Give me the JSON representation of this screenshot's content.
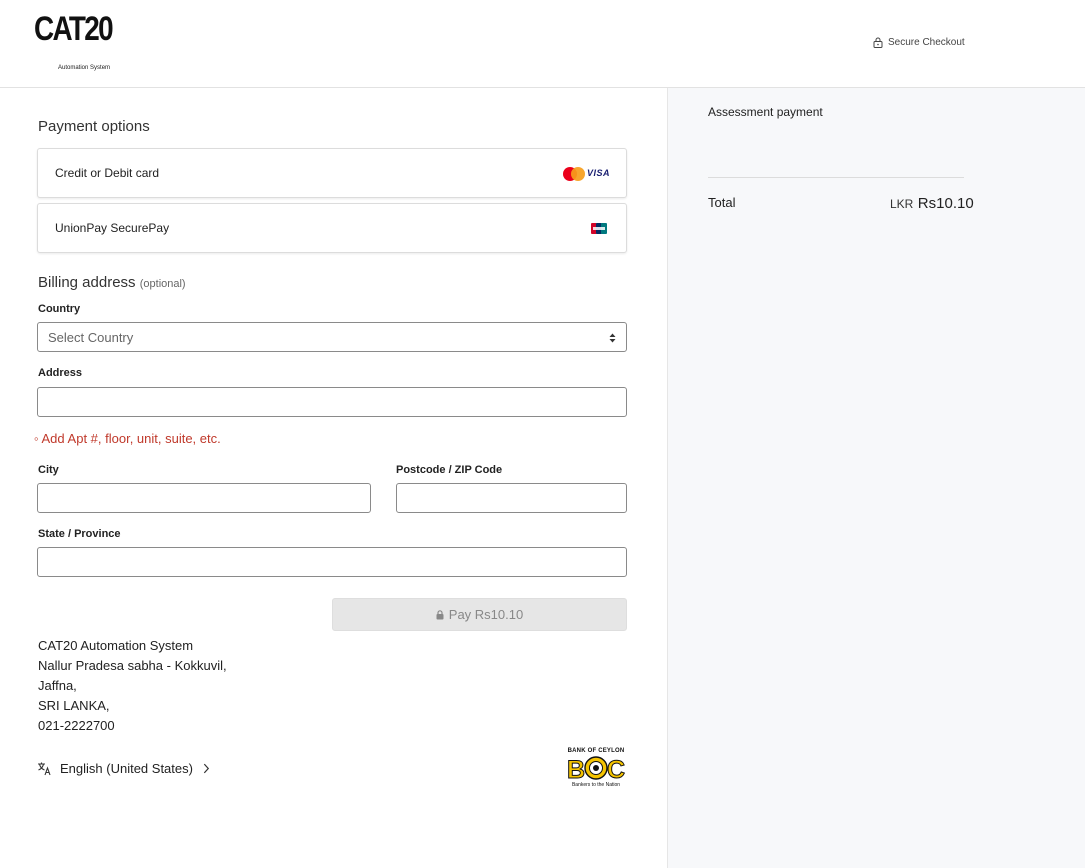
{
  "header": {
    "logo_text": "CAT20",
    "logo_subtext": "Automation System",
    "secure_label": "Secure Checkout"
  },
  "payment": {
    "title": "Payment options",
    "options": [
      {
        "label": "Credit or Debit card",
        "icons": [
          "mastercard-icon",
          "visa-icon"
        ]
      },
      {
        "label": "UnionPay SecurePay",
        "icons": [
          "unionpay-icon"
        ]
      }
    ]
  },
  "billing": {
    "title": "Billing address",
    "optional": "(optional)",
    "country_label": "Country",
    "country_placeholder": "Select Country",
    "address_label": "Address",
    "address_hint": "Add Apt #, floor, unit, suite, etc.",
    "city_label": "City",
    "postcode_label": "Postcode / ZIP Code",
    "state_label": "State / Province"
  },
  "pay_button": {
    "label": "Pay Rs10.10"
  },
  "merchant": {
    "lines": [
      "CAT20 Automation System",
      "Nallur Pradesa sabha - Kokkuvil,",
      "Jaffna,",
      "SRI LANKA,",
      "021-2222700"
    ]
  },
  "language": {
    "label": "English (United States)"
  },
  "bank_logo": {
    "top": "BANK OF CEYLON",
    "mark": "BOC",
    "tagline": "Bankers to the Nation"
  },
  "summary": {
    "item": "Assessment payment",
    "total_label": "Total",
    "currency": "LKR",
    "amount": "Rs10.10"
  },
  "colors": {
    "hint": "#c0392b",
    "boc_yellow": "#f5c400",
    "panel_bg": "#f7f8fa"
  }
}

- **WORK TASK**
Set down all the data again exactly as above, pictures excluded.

- **RESPONSE TO THIS TASK**
Give me the JSON representation of this screenshot's content.
{
  "header": {
    "logo_text": "CAT20",
    "logo_subtext": "Automation System",
    "secure_label": "Secure Checkout"
  },
  "payment": {
    "title": "Payment options",
    "options": [
      {
        "label": "Credit or Debit card",
        "icons": [
          "mastercard-icon",
          "visa-icon"
        ]
      },
      {
        "label": "UnionPay SecurePay",
        "icons": [
          "unionpay-icon"
        ]
      }
    ]
  },
  "billing": {
    "title": "Billing address",
    "optional": "(optional)",
    "country_label": "Country",
    "country_placeholder": "Select Country",
    "address_label": "Address",
    "address_hint": "Add Apt #, floor, unit, suite, etc.",
    "city_label": "City",
    "postcode_label": "Postcode / ZIP Code",
    "state_label": "State / Province"
  },
  "pay_button": {
    "label": "Pay Rs10.10"
  },
  "merchant": {
    "lines": [
      "CAT20 Automation System",
      "Nallur Pradesa sabha - Kokkuvil,",
      "Jaffna,",
      "SRI LANKA,",
      "021-2222700"
    ]
  },
  "language": {
    "label": "English (United States)"
  },
  "bank_logo": {
    "top": "BANK OF CEYLON",
    "mark": "BOC",
    "tagline": "Bankers to the Nation"
  },
  "summary": {
    "item": "Assessment payment",
    "total_label": "Total",
    "currency": "LKR",
    "amount": "Rs10.10"
  },
  "colors": {
    "hint": "#c0392b",
    "boc_yellow": "#f5c400",
    "panel_bg": "#f7f8fa"
  }
}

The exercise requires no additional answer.